Over 500 million children all over the world have lost access to education as a result of the lockdown occasioned by the COVID-19 pandemic, the International Monetary Fund (IMF) said on Thursday.
The IMF Managing Director, Kristalina Georgieva, said in a statement that “More than half a billion children worldwide have lost their access to education as a result of coronavirus lockdowns. Many won’t return to the classrooms after the pandemic, with girls more likely than boys to drop out.”
Georgieva also said that the pandemic, which caused a disruption to the education system of many countries, has left millions of children at the risk of learning poverty.
Learning poverty, IMF explained, is “being unable to read and comprehend a simple text by age 10.”
The IMF chief added that “Driven by poor access to quality schooling, learning poverty is already too high, especially in emerging markets and low-income nations.”
According to Georgieva, who said IMF was concerned about the long-term effects of the crisis on income and education gaps, “In our research, we looked at the link between education and inequality. A 10-point increase in a country’s Gini coefficient (with such increases observed in some economies around the time of the global financial crisis) is associated with the significantly lower educational attainment of about half a year. This could reduce lifetime earnings and cause income and opportunity gaps to become persistent across generations.”
While noting that the future could not be safeguarded without safeguarding the children, she stressed that “We need more investment in education, not just spending more on schools and distance-learning capacity, but also improving the quality of education and the access to life-long learning and re-skilling.
“These efforts can pay large dividends in terms of growth, productivity, and living standards. Simulations, based on a model reflecting an economy like Brazil, show that reducing the educational attainment gap by a quarter, relative to the OECD average, could boost economic output by more than 14 per cent.”
The IMF chief said it had become imperative for policymakers to do everything in their power to promote a more inclusive recovery, one that benefits all segments of society.
She added that the organisation’s new research, prepared jointly with the World Bank for the G20, “focuses on how to increase people’s access to opportunities, no matter who they are and where they are from. More equitable access to opportunities is associated with stronger and more sustainable growth and higher income gains for the poor. But unlocking the full potential of all individuals is not an easy task.”

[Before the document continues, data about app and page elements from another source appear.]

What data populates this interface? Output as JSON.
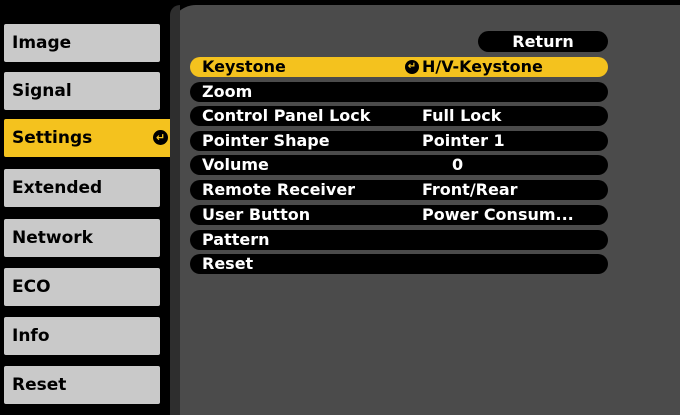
{
  "sidebar": {
    "tabs": [
      {
        "label": "Image"
      },
      {
        "label": "Signal"
      },
      {
        "label": "Settings",
        "active": true
      },
      {
        "label": "Extended"
      },
      {
        "label": "Network"
      },
      {
        "label": "ECO"
      },
      {
        "label": "Info"
      },
      {
        "label": "Reset"
      }
    ]
  },
  "panel": {
    "return_label": "Return",
    "rows": [
      {
        "label": "Keystone",
        "value": "H/V-Keystone",
        "selected": true,
        "value_icon": "enter-arrow-icon"
      },
      {
        "label": "Zoom",
        "value": ""
      },
      {
        "label": "Control Panel Lock",
        "value": "Full Lock"
      },
      {
        "label": "Pointer Shape",
        "value": "Pointer 1"
      },
      {
        "label": "Volume",
        "value": "0"
      },
      {
        "label": "Remote Receiver",
        "value": "Front/Rear"
      },
      {
        "label": "User Button",
        "value": "Power Consum..."
      },
      {
        "label": "Pattern",
        "value": ""
      },
      {
        "label": "Reset",
        "value": ""
      }
    ]
  },
  "colors": {
    "accent": "#f4c21e",
    "tab_background": "#c9c9c9",
    "panel_background": "#4b4b4b",
    "row_background": "#000000"
  }
}
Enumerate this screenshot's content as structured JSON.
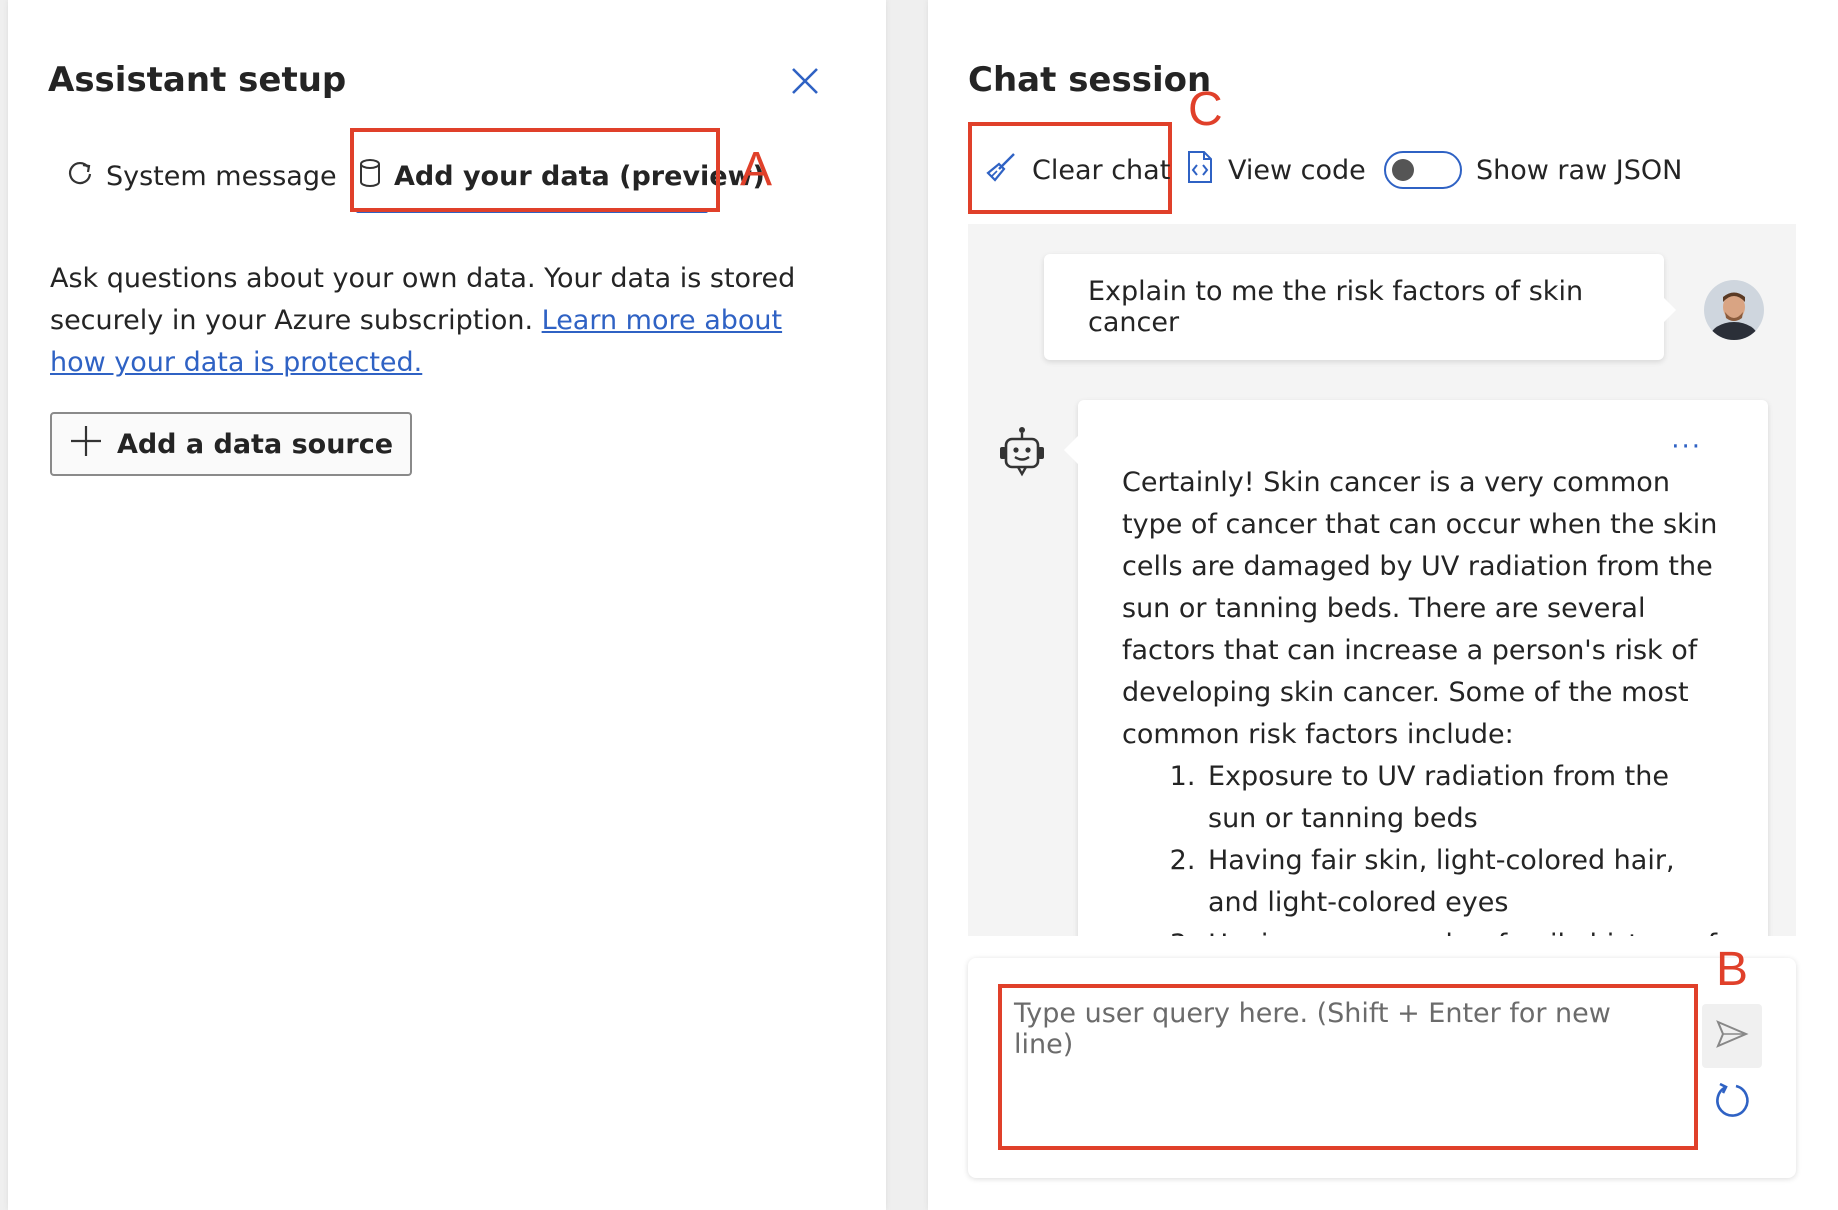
{
  "left_panel": {
    "title": "Assistant setup",
    "tabs": [
      {
        "label": "System message",
        "icon": "refresh-icon"
      },
      {
        "label": "Add your data (preview)",
        "icon": "database-icon",
        "selected": true
      }
    ],
    "description": "Ask questions about your own data. Your data is stored securely in your Azure subscription. ",
    "learn_more_link": "Learn more about how your data is protected.",
    "add_source_label": "Add a data source"
  },
  "right_panel": {
    "title": "Chat session",
    "toolbar": {
      "clear_chat": "Clear chat",
      "view_code": "View code",
      "show_raw_json": "Show raw JSON",
      "raw_json_enabled": false
    },
    "messages": {
      "user": "Explain to me the risk factors of skin cancer",
      "assistant_intro": "Certainly! Skin cancer is a very common type of cancer that can occur when the skin cells are damaged by UV radiation from the sun or tanning beds. There are several factors that can increase a person's risk of developing skin cancer. Some of the most common risk factors include:",
      "assistant_list": [
        "Exposure to UV radiation from the sun or tanning beds",
        "Having fair skin, light-colored hair, and light-colored eyes",
        "Having a personal or family history of skin cancer"
      ],
      "more_options": "···"
    },
    "input_placeholder": "Type user query here. (Shift + Enter for new line)"
  },
  "annotations": {
    "a": "A",
    "b": "B",
    "c": "C"
  },
  "colors": {
    "accent": "#2f62c4",
    "annotation": "#e0402a"
  }
}
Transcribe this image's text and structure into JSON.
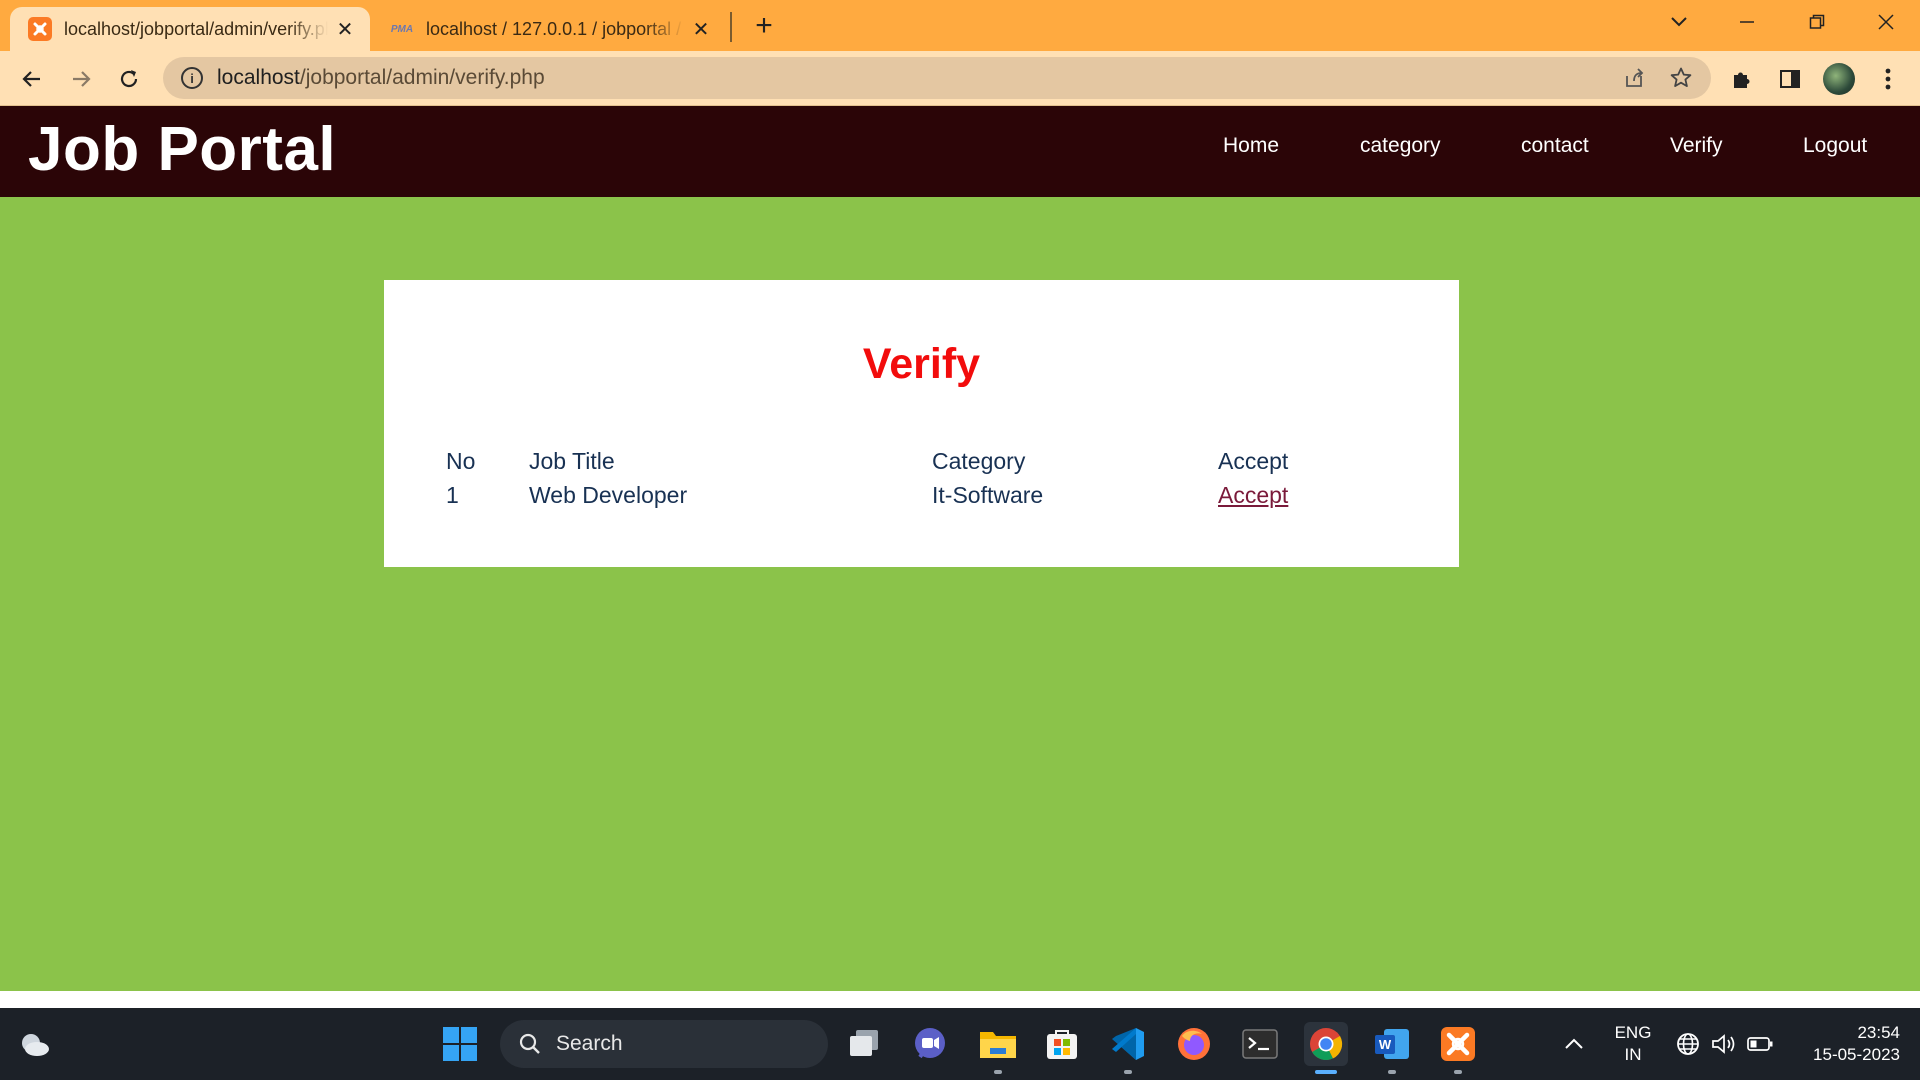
{
  "browser": {
    "tabs": [
      {
        "title": "localhost/jobportal/admin/verify.php",
        "favicon": "xampp-icon",
        "active": true
      },
      {
        "title": "localhost / 127.0.0.1 / jobportal / ",
        "favicon": "phpmyadmin-icon",
        "favicon_text": "PMA",
        "active": false
      }
    ],
    "url_host": "localhost",
    "url_path": "/jobportal/admin/verify.php",
    "accent_color": "#ffaa40"
  },
  "site": {
    "brand": "Job Portal",
    "nav": [
      "Home",
      "category",
      "contact",
      "Verify",
      "Logout"
    ],
    "header_color": "#2b0507",
    "background_color": "#8bc34a"
  },
  "verify": {
    "title": "Verify",
    "title_color": "#f20c0c",
    "columns": [
      "No",
      "Job Title",
      "Category",
      "Accept"
    ],
    "rows": [
      {
        "no": "1",
        "job_title": "Web Developer",
        "category": "It-Software",
        "action": "Accept"
      }
    ]
  },
  "taskbar": {
    "search_placeholder": "Search",
    "language_line1": "ENG",
    "language_line2": "IN",
    "time": "23:54",
    "date": "15-05-2023"
  }
}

While acknowledging policy measures deployed by governments to save lives and protect livelihoods, she added that “given the severity of the crisis, significant further efforts are essential. This includes taking the measures needed to avoid a scarring of the economy, including from job losses and higher inequality. It is clear that increasing access to opportunities is now more critical than ever if we are to avoid persistent increases in inequality.”